— What you will do —
Please give the data again exactly, with no line dropped.

[Entries from a dataset of interfaces]
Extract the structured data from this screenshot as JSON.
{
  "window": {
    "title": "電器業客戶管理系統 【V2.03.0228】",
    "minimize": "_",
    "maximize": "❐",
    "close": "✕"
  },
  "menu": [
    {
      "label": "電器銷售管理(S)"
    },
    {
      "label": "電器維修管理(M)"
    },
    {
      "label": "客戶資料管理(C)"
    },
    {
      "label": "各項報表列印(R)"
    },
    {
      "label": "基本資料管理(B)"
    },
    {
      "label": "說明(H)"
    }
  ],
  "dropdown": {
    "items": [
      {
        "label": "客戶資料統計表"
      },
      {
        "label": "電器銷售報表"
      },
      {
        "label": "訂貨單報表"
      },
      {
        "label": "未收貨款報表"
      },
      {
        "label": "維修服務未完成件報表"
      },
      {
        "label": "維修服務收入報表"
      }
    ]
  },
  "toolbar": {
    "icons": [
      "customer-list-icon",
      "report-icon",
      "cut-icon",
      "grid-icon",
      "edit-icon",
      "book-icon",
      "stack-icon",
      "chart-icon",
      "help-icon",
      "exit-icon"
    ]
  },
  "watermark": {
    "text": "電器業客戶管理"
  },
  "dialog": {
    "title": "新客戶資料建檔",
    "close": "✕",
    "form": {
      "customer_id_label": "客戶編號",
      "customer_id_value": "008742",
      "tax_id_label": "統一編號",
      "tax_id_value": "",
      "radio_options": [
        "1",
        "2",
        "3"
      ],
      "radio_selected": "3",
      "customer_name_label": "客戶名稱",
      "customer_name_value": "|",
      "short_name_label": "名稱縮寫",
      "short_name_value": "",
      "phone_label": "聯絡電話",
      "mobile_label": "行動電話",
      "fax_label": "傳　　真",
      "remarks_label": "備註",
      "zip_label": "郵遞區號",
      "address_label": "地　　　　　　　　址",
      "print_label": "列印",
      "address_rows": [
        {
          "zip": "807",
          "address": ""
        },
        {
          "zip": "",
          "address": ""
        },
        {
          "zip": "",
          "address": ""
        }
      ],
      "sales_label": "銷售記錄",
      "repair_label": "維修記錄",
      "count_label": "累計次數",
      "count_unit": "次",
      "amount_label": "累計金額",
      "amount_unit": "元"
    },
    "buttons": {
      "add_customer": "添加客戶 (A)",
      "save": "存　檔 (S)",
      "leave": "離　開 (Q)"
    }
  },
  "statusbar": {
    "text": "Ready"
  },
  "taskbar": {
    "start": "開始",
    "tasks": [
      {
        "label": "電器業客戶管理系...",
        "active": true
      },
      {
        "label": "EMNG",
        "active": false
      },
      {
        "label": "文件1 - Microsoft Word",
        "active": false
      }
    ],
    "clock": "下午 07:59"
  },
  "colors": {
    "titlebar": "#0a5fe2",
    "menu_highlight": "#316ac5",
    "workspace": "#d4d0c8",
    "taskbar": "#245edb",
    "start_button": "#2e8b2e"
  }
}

— Solution to this task —
Extract the structured data from this screenshot as JSON.
{
  "window": {
    "title": "電器業客戶管理系統 【V2.03.0228】",
    "minimize": "_",
    "maximize": "❐",
    "close": "✕"
  },
  "menu": [
    {
      "label": "電器銷售管理(S)"
    },
    {
      "label": "電器維修管理(M)"
    },
    {
      "label": "客戶資料管理(C)"
    },
    {
      "label": "各項報表列印(R)"
    },
    {
      "label": "基本資料管理(B)"
    },
    {
      "label": "說明(H)"
    }
  ],
  "dropdown": {
    "items": [
      {
        "label": "客戶資料統計表"
      },
      {
        "label": "電器銷售報表"
      },
      {
        "label": "訂貨單報表"
      },
      {
        "label": "未收貨款報表"
      },
      {
        "label": "維修服務未完成件報表"
      },
      {
        "label": "維修服務收入報表"
      }
    ]
  },
  "toolbar": {
    "icons": [
      "customer-list-icon",
      "report-icon",
      "cut-icon",
      "grid-icon",
      "edit-icon",
      "book-icon",
      "stack-icon",
      "chart-icon",
      "help-icon",
      "exit-icon"
    ]
  },
  "watermark": {
    "text": "電器業客戶管理"
  },
  "dialog": {
    "title": "新客戶資料建檔",
    "close": "✕",
    "form": {
      "customer_id_label": "客戶編號",
      "customer_id_value": "008742",
      "tax_id_label": "統一編號",
      "tax_id_value": "",
      "radio_options": [
        "1",
        "2",
        "3"
      ],
      "radio_selected": "3",
      "customer_name_label": "客戶名稱",
      "customer_name_value": "|",
      "short_name_label": "名稱縮寫",
      "short_name_value": "",
      "phone_label": "聯絡電話",
      "mobile_label": "行動電話",
      "fax_label": "傳　　真",
      "remarks_label": "備註",
      "zip_label": "郵遞區號",
      "address_label": "地　　　　　　　　址",
      "print_label": "列印",
      "address_rows": [
        {
          "zip": "807",
          "address": ""
        },
        {
          "zip": "",
          "address": ""
        },
        {
          "zip": "",
          "address": ""
        }
      ],
      "sales_label": "銷售記錄",
      "repair_label": "維修記錄",
      "count_label": "累計次數",
      "count_unit": "次",
      "amount_label": "累計金額",
      "amount_unit": "元"
    },
    "buttons": {
      "add_customer": "添加客戶 (A)",
      "save": "存　檔 (S)",
      "leave": "離　開 (Q)"
    }
  },
  "statusbar": {
    "text": "Ready"
  },
  "taskbar": {
    "start": "開始",
    "tasks": [
      {
        "label": "電器業客戶管理系...",
        "active": true
      },
      {
        "label": "EMNG",
        "active": false
      },
      {
        "label": "文件1 - Microsoft Word",
        "active": false
      }
    ],
    "clock": "下午 07:59"
  },
  "colors": {
    "titlebar": "#0a5fe2",
    "menu_highlight": "#316ac5",
    "workspace": "#d4d0c8",
    "taskbar": "#245edb",
    "start_button": "#2e8b2e"
  }
}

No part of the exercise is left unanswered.